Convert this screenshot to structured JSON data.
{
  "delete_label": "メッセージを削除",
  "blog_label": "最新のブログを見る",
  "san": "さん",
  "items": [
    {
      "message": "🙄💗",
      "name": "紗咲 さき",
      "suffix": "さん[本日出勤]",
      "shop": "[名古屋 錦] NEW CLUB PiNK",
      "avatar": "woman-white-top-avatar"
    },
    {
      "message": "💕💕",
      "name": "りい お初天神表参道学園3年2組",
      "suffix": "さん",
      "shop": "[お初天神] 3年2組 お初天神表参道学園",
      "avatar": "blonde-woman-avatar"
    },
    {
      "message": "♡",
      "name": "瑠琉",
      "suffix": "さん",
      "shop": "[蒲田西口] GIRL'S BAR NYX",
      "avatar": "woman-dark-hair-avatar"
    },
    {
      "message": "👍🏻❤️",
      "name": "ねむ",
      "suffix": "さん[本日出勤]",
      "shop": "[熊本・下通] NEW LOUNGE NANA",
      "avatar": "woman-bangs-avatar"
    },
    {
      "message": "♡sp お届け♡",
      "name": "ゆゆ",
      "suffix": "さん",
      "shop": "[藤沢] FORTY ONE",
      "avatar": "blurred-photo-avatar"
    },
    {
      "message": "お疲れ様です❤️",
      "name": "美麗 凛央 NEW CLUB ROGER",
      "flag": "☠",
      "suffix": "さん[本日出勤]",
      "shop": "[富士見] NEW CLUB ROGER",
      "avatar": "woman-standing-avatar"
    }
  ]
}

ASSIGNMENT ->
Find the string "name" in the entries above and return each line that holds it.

WRITTEN RESPONSE ->
      "name": "紗咲 さき",
      "name": "りい お初天神表参道学園3年2組",
      "name": "瑠琉",
      "name": "ねむ",
      "name": "ゆゆ",
      "name": "美麗 凛央 NEW CLUB ROGER",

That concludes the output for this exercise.